The trick for mere mortals like me is to figure out ways to keep ourselves active all the time. Grocery shopping is a case in point. You enter a shop to buy things, right? Wrong. You go in to stay active. When you reach down to pick out the noodles or pasta from the bottom shelf, squat instead of bending. When you want to pick out stuff from the top shelf, stand on tiptoe for 10 seconds, maybe 15. Stretch to reach for sachets of tea. When you are waiting at the bakery counter for your bread to be sliced, pull in your stomach; or do butt crunches. Tighten your butt. Hold for 15 seconds. Release. Repeat. Start with 10 times and then work your way up to 100 crunches each time. As long as you aren’t wearing tight jeans, nobody will know.
Talking on the telephone can also be “dead time”, which can be used to exercise. If you need to be sitting in your cubicle, at least lift some weights as you talk. If you need to be typing on your computer while on the phone, flex your feet or stretch them out under your table. Then draw circles with your toes.
The easiest thing to do, of course, is to walk. If you have a 1-hour conference call, get yourself some excellent headphones and walk around your office campus while on call. Climb some stairs.
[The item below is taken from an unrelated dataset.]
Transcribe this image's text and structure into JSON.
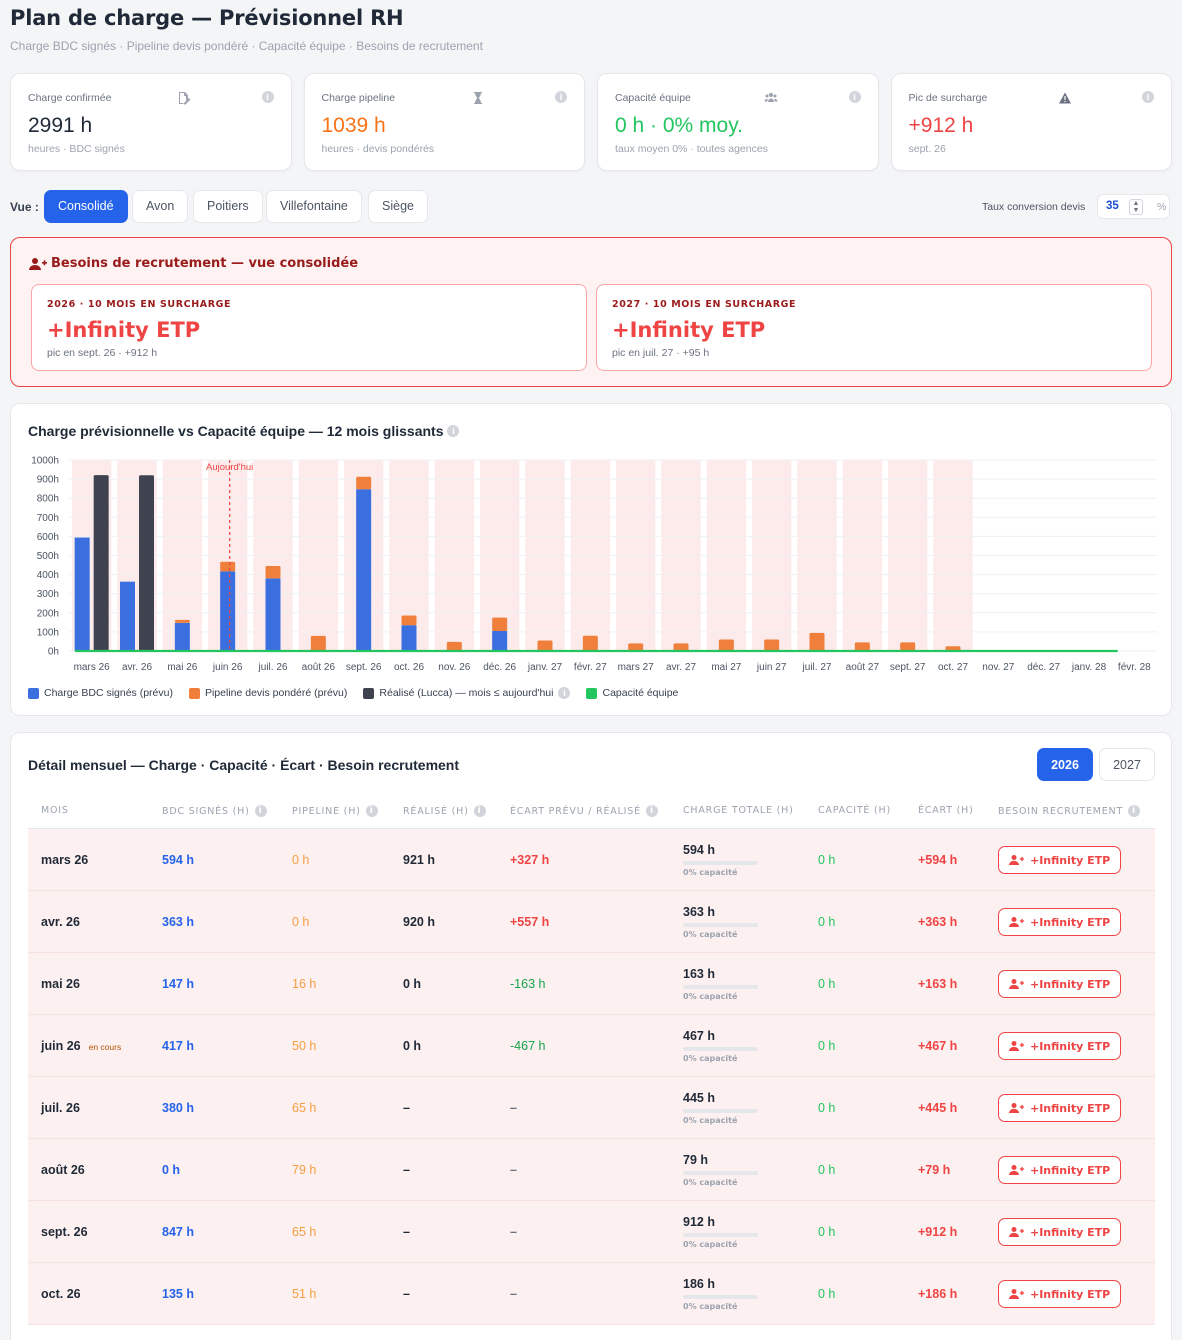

My hope is that you will become like a Pavlovian dog. And the minute you get on the phone, your butt will crunch into a tight ball. Jennifer Lopez probably does this, which is why her posterior has gone viral.
Shoba Narayan squats while she talks on the phone. Write to her with your tips, tricks and short cuts. She blogs at Shobanarayan.com, tweets at @shobanarayan and Instagrams at #shobanarayan.